> **Records from a collection**
▼▼▼

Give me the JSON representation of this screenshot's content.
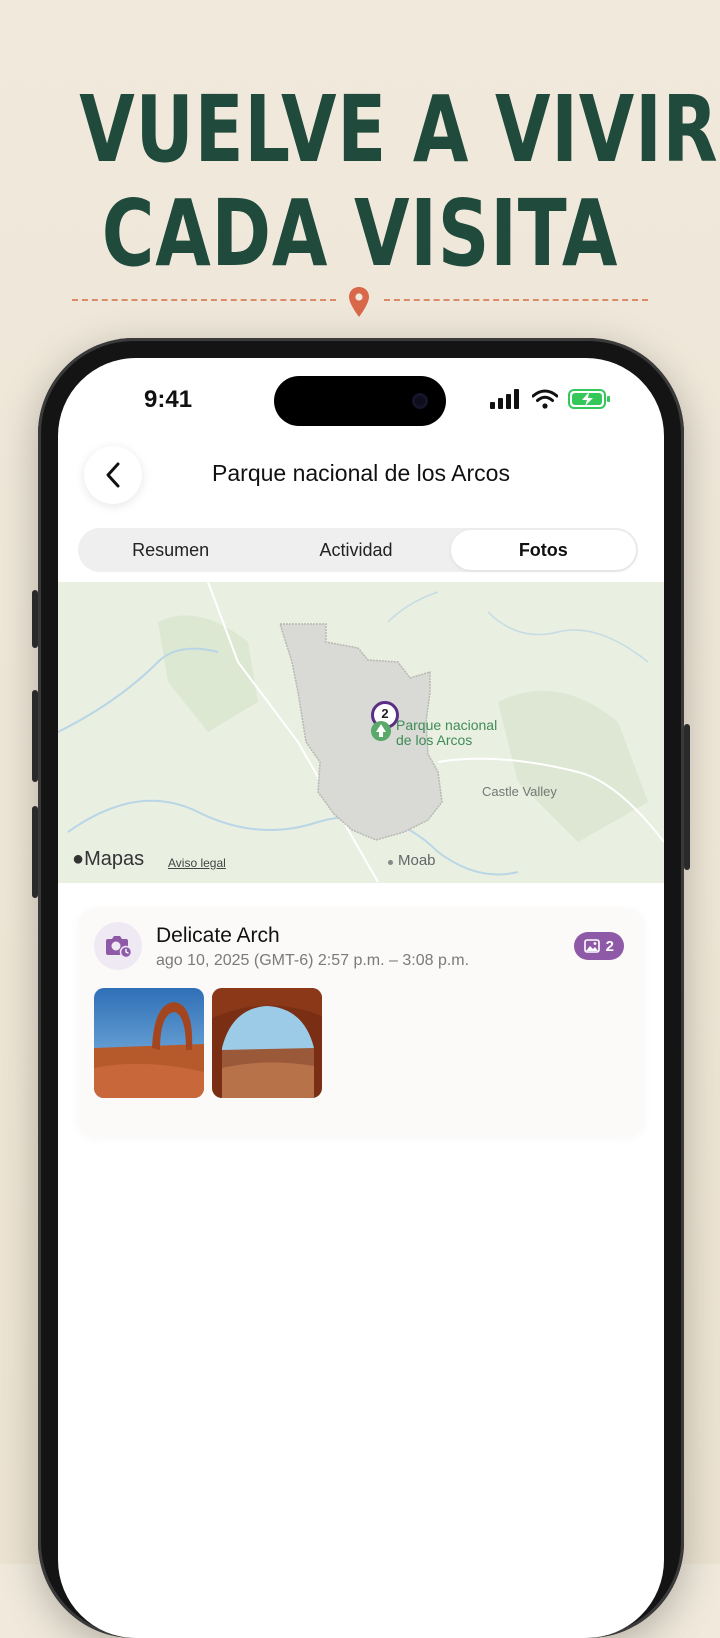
{
  "promo": {
    "headline_line1": "VUELVE A VIVIR",
    "headline_line2": "CADA VISITA"
  },
  "status_bar": {
    "time": "9:41"
  },
  "nav": {
    "title": "Parque nacional de los Arcos"
  },
  "tabs": [
    {
      "label": "Resumen",
      "selected": false
    },
    {
      "label": "Actividad",
      "selected": false
    },
    {
      "label": "Fotos",
      "selected": true
    }
  ],
  "map": {
    "park_label_line1": "Parque nacional",
    "park_label_line2": "de los Arcos",
    "cluster_count": "2",
    "place1": "Castle Valley",
    "place2": "Moab",
    "brand": "Mapas",
    "legal": "Aviso legal"
  },
  "visit": {
    "title": "Delicate Arch",
    "datetime": "ago 10, 2025 (GMT-6) 2:57 p.m. – 3:08 p.m.",
    "photo_count": "2",
    "photos": [
      "delicate-arch-photo",
      "arch-window-photo"
    ]
  },
  "colors": {
    "headline": "#1f4a3c",
    "accent_pin": "#d9684a",
    "badge": "#8e5aa8",
    "park_area": "#d9d9d5"
  }
}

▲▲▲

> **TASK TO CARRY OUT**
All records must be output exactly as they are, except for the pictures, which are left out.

> **RESPONSE AREA**
Give me the JSON representation of this screenshot's content.
{
  "promo": {
    "headline_line1": "VUELVE A VIVIR",
    "headline_line2": "CADA VISITA"
  },
  "status_bar": {
    "time": "9:41"
  },
  "nav": {
    "title": "Parque nacional de los Arcos"
  },
  "tabs": [
    {
      "label": "Resumen",
      "selected": false
    },
    {
      "label": "Actividad",
      "selected": false
    },
    {
      "label": "Fotos",
      "selected": true
    }
  ],
  "map": {
    "park_label_line1": "Parque nacional",
    "park_label_line2": "de los Arcos",
    "cluster_count": "2",
    "place1": "Castle Valley",
    "place2": "Moab",
    "brand": "Mapas",
    "legal": "Aviso legal"
  },
  "visit": {
    "title": "Delicate Arch",
    "datetime": "ago 10, 2025 (GMT-6) 2:57 p.m. – 3:08 p.m.",
    "photo_count": "2",
    "photos": [
      "delicate-arch-photo",
      "arch-window-photo"
    ]
  },
  "colors": {
    "headline": "#1f4a3c",
    "accent_pin": "#d9684a",
    "badge": "#8e5aa8",
    "park_area": "#d9d9d5"
  }
}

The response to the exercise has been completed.